I find myself humming little bits of this old Cyndi Lauper song lately, or singing odd lines while I’m thinking other thoughts. “I see your true colors shining through – almond butter or cashew butter – I see your true colors and that’s why I love you – rats I meant to text Megan back about hemming her pants – so don’t be afraid…” and then I realize I’m full volume in the grocery store for no apparent reason.
I heard a Maya Angelou quote quoted last week, and it resonated enough to write it down. Got your pencil handy? “When someone shows you who they are, believe them the first time.” It speaks to the part of me hurt more than once by the same person, the same behavior, the pattern I should have seen or paid more attention to. I’ve been cold-shouldered, overlooked, and seen the same ugly side of the same few folks enough lately to feel Ms. Maya’s truth: Fool me once shame on you and so on. I believe given enough time people will show you, perhaps over and over again, who they truly are, and sometimes those true colors, lurking all along, are not so pretty.
BUT. Last week I attended the most beautiful baptism in San Francisco.

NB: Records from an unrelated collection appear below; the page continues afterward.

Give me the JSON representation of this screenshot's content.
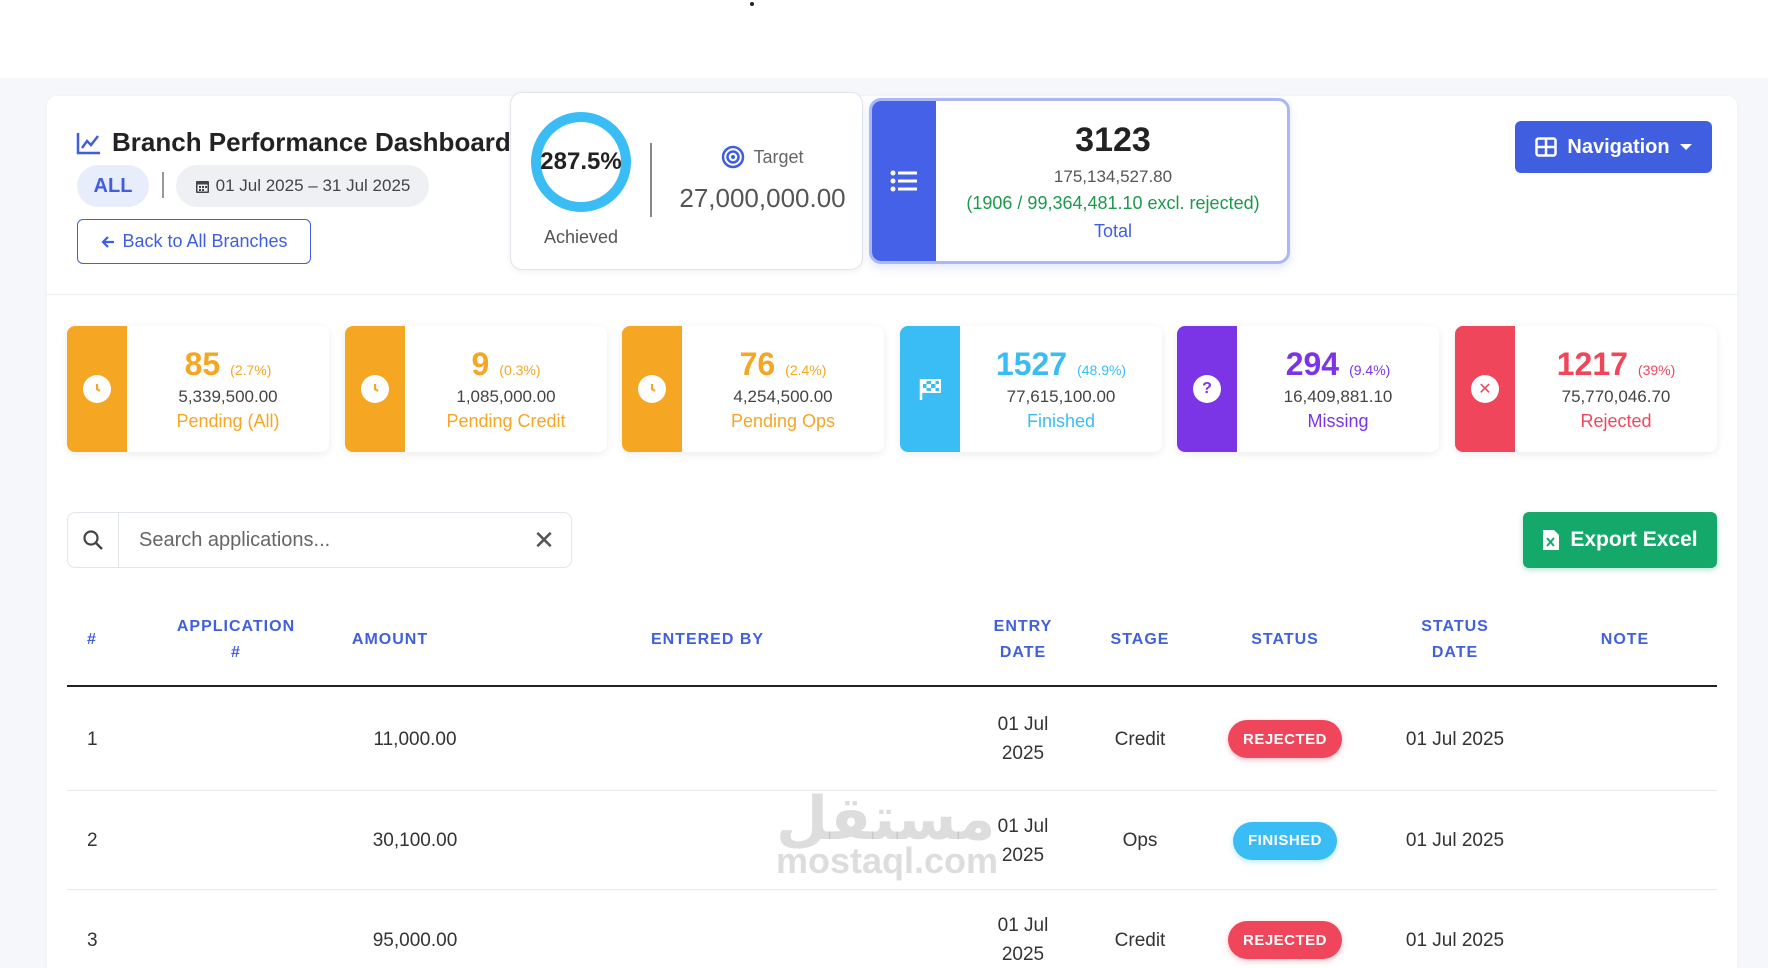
{
  "header": {
    "title": "Branch Performance Dashboard",
    "scope_chip": "ALL",
    "date_range": "01 Jul 2025 – 31 Jul 2025",
    "back_label": "Back to All Branches",
    "nav_label": "Navigation"
  },
  "achievement": {
    "percent_text": "287.5%",
    "achieved_label": "Achieved",
    "target_label": "Target",
    "target_value": "27,000,000.00"
  },
  "total": {
    "count": "3123",
    "amount": "175,134,527.80",
    "excl_note": "(1906 / 99,364,481.10 excl. rejected)",
    "label": "Total"
  },
  "stats": [
    {
      "count": "85",
      "pct": "(2.7%)",
      "amount": "5,339,500.00",
      "label": "Pending (All)",
      "color": "#f5a623",
      "icon": "clock-icon"
    },
    {
      "count": "9",
      "pct": "(0.3%)",
      "amount": "1,085,000.00",
      "label": "Pending Credit",
      "color": "#f5a623",
      "icon": "clock-icon"
    },
    {
      "count": "76",
      "pct": "(2.4%)",
      "amount": "4,254,500.00",
      "label": "Pending Ops",
      "color": "#f5a623",
      "icon": "clock-icon"
    },
    {
      "count": "1527",
      "pct": "(48.9%)",
      "amount": "77,615,100.00",
      "label": "Finished",
      "color": "#3abdf5",
      "icon": "flag-checkered-icon"
    },
    {
      "count": "294",
      "pct": "(9.4%)",
      "amount": "16,409,881.10",
      "label": "Missing",
      "color": "#7b35e6",
      "icon": "question-icon"
    },
    {
      "count": "1217",
      "pct": "(39%)",
      "amount": "75,770,046.70",
      "label": "Rejected",
      "color": "#f0465c",
      "icon": "x-circle-icon"
    }
  ],
  "search": {
    "placeholder": "Search applications...",
    "value": ""
  },
  "export_label": "Export Excel",
  "table": {
    "headers": {
      "idx": "#",
      "app_line1": "APPLICATION",
      "app_line2": "#",
      "amount": "AMOUNT",
      "entered_by": "ENTERED BY",
      "entry_line1": "ENTRY",
      "entry_line2": "DATE",
      "stage": "STAGE",
      "status": "STATUS",
      "sd_line1": "STATUS",
      "sd_line2": "DATE",
      "note": "NOTE"
    },
    "rows": [
      {
        "idx": "1",
        "app": "",
        "amount": "11,000.00",
        "entered_by": "",
        "entry_l1": "01 Jul",
        "entry_l2": "2025",
        "stage": "Credit",
        "status": "REJECTED",
        "status_date": "01 Jul 2025",
        "note": ""
      },
      {
        "idx": "2",
        "app": "",
        "amount": "30,100.00",
        "entered_by": "",
        "entry_l1": "01 Jul",
        "entry_l2": "2025",
        "stage": "Ops",
        "status": "FINISHED",
        "status_date": "01 Jul 2025",
        "note": ""
      },
      {
        "idx": "3",
        "app": "",
        "amount": "95,000.00",
        "entered_by": "",
        "entry_l1": "01 Jul",
        "entry_l2": "2025",
        "stage": "Credit",
        "status": "REJECTED",
        "status_date": "01 Jul 2025",
        "note": ""
      }
    ]
  },
  "watermark": {
    "arabic": "مستقل",
    "latin": "mostaql.com"
  }
}
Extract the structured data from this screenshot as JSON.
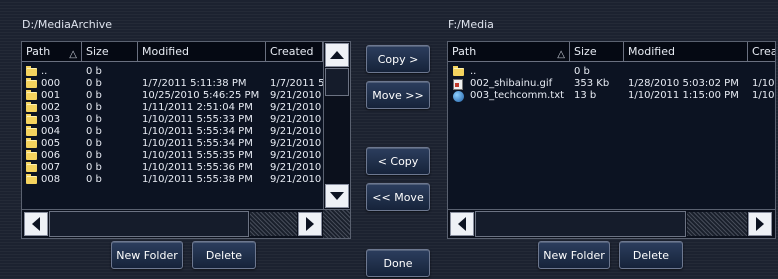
{
  "left_panel": {
    "path": "D:/MediaArchive",
    "columns": [
      "Path",
      "Size",
      "Modified",
      "Created"
    ],
    "rows": [
      {
        "icon": "folder-up-icon",
        "name": "..",
        "size": "0 b",
        "modified": "",
        "created": ""
      },
      {
        "icon": "folder-icon",
        "name": "000",
        "size": "0 b",
        "modified": "1/7/2011 5:11:38 PM",
        "created": "1/7/2011 5"
      },
      {
        "icon": "folder-icon",
        "name": "001",
        "size": "0 b",
        "modified": "10/25/2010 5:46:25 PM",
        "created": "9/21/2010"
      },
      {
        "icon": "folder-icon",
        "name": "002",
        "size": "0 b",
        "modified": "1/11/2011 2:51:04 PM",
        "created": "9/21/2010"
      },
      {
        "icon": "folder-icon",
        "name": "003",
        "size": "0 b",
        "modified": "1/10/2011 5:55:33 PM",
        "created": "9/21/2010"
      },
      {
        "icon": "folder-icon",
        "name": "004",
        "size": "0 b",
        "modified": "1/10/2011 5:55:34 PM",
        "created": "9/21/2010"
      },
      {
        "icon": "folder-icon",
        "name": "005",
        "size": "0 b",
        "modified": "1/10/2011 5:55:34 PM",
        "created": "9/21/2010"
      },
      {
        "icon": "folder-icon",
        "name": "006",
        "size": "0 b",
        "modified": "1/10/2011 5:55:35 PM",
        "created": "9/21/2010"
      },
      {
        "icon": "folder-icon",
        "name": "007",
        "size": "0 b",
        "modified": "1/10/2011 5:55:36 PM",
        "created": "9/21/2010"
      },
      {
        "icon": "folder-icon",
        "name": "008",
        "size": "0 b",
        "modified": "1/10/2011 5:55:38 PM",
        "created": "9/21/2010"
      }
    ],
    "new_folder_label": "New Folder",
    "delete_label": "Delete"
  },
  "right_panel": {
    "path": "F:/Media",
    "columns": [
      "Path",
      "Size",
      "Modified",
      "Crea"
    ],
    "rows": [
      {
        "icon": "folder-up-icon",
        "name": "..",
        "size": "0 b",
        "modified": "",
        "created": ""
      },
      {
        "icon": "gif-file-icon",
        "name": "002_shibainu.gif",
        "size": "353 Kb",
        "modified": "1/28/2010 5:03:02 PM",
        "created": "1/10,"
      },
      {
        "icon": "text-file-icon",
        "name": "003_techcomm.txt",
        "size": "13 b",
        "modified": "1/10/2011 1:15:00 PM",
        "created": "1/10,"
      }
    ],
    "new_folder_label": "New Folder",
    "delete_label": "Delete"
  },
  "actions": {
    "copy_right": "Copy >",
    "move_right": "Move >>",
    "copy_left": "< Copy",
    "move_left": "<< Move",
    "done": "Done"
  },
  "colors": {
    "background": "#1c2230",
    "list_background": "#0c1322",
    "button_top": "#2c3e5e",
    "folder": "#f4d35e"
  }
}
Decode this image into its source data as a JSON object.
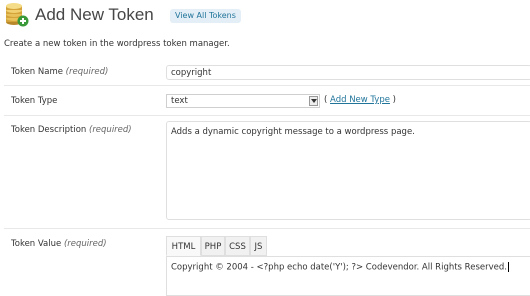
{
  "header": {
    "title": "Add New Token",
    "view_all_label": "View All Tokens",
    "logo_icon": "coins-plus-icon"
  },
  "intro": "Create a new token in the wordpress token manager.",
  "form": {
    "name": {
      "label": "Token Name",
      "required": "(required)",
      "value": "copyright"
    },
    "type": {
      "label": "Token Type",
      "selected": "text",
      "add_prefix": "(",
      "add_link": "Add New Type",
      "add_suffix": ")"
    },
    "description": {
      "label": "Token Description",
      "required": "(required)",
      "value": "Adds a dynamic copyright message to a wordpress page."
    },
    "value": {
      "label": "Token Value",
      "required": "(required)",
      "tabs": [
        "HTML",
        "PHP",
        "CSS",
        "JS"
      ],
      "active_tab": "HTML",
      "content": "Copyright © 2004 - <?php echo date('Y'); ?> Codevendor. All Rights Reserved."
    }
  },
  "colors": {
    "link": "#21759b",
    "button_bg": "#e4eef6",
    "border": "#dfdfdf"
  }
}
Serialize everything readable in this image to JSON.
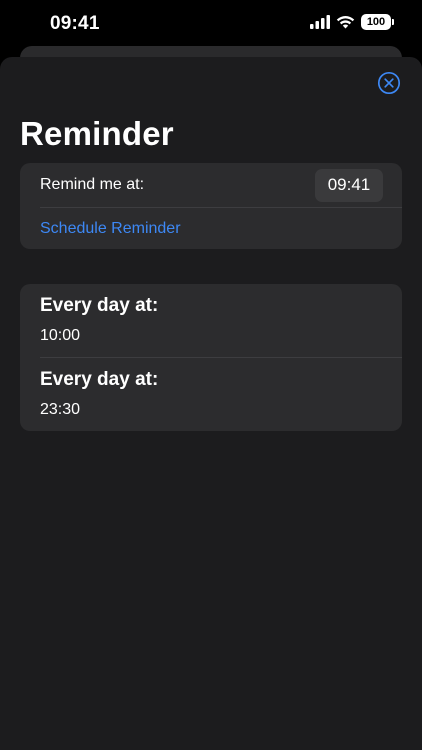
{
  "status_bar": {
    "time": "09:41",
    "battery": "100"
  },
  "sheet": {
    "title": "Reminder",
    "remind_row": {
      "label": "Remind me at:",
      "time": "09:41"
    },
    "schedule_action": "Schedule Reminder",
    "reminders": [
      {
        "heading": "Every day at:",
        "time": "10:00"
      },
      {
        "heading": "Every day at:",
        "time": "23:30"
      }
    ]
  },
  "colors": {
    "accent": "#3d88f5",
    "sheet_background": "#1c1c1e",
    "group_background": "#2c2c2e"
  }
}
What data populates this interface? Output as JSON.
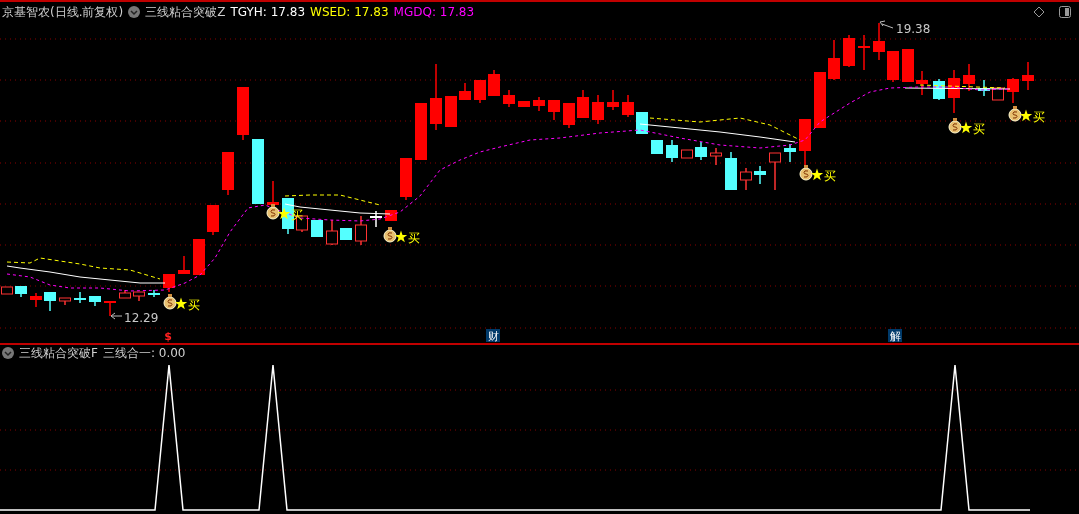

The bishop spoke of forgiveness and rebirth, of old ways dying and new shared values creating a “beloved community.” He reminded me that some colors we choose and some choose us as we try, perhaps over and over again, to get them right, to make them shine, to become more vivid or more subtle or both. That it’s less about the finger-pointing Aha! moment of true colors exposed and more about the forgiveness and grace of true colors accepted. Maybe you’ve got a red streak or you tend to be blue. I’ve got this thing for yellow. It occurred to me that if someone shows me who they are repeatedly, because we’re not always the same and we’re not always pretty, I can work with the way their colors blend. I call myself an artist after all. There’s no shame in fooling me twice or three times if I keep believing in and loving every beautiful attempt. Wild herds and beloved communities are messy and colorful, and we can’t know them with one glance or only one chance. I think Cyndi might have this one right: we’re beautiful like a rainbow.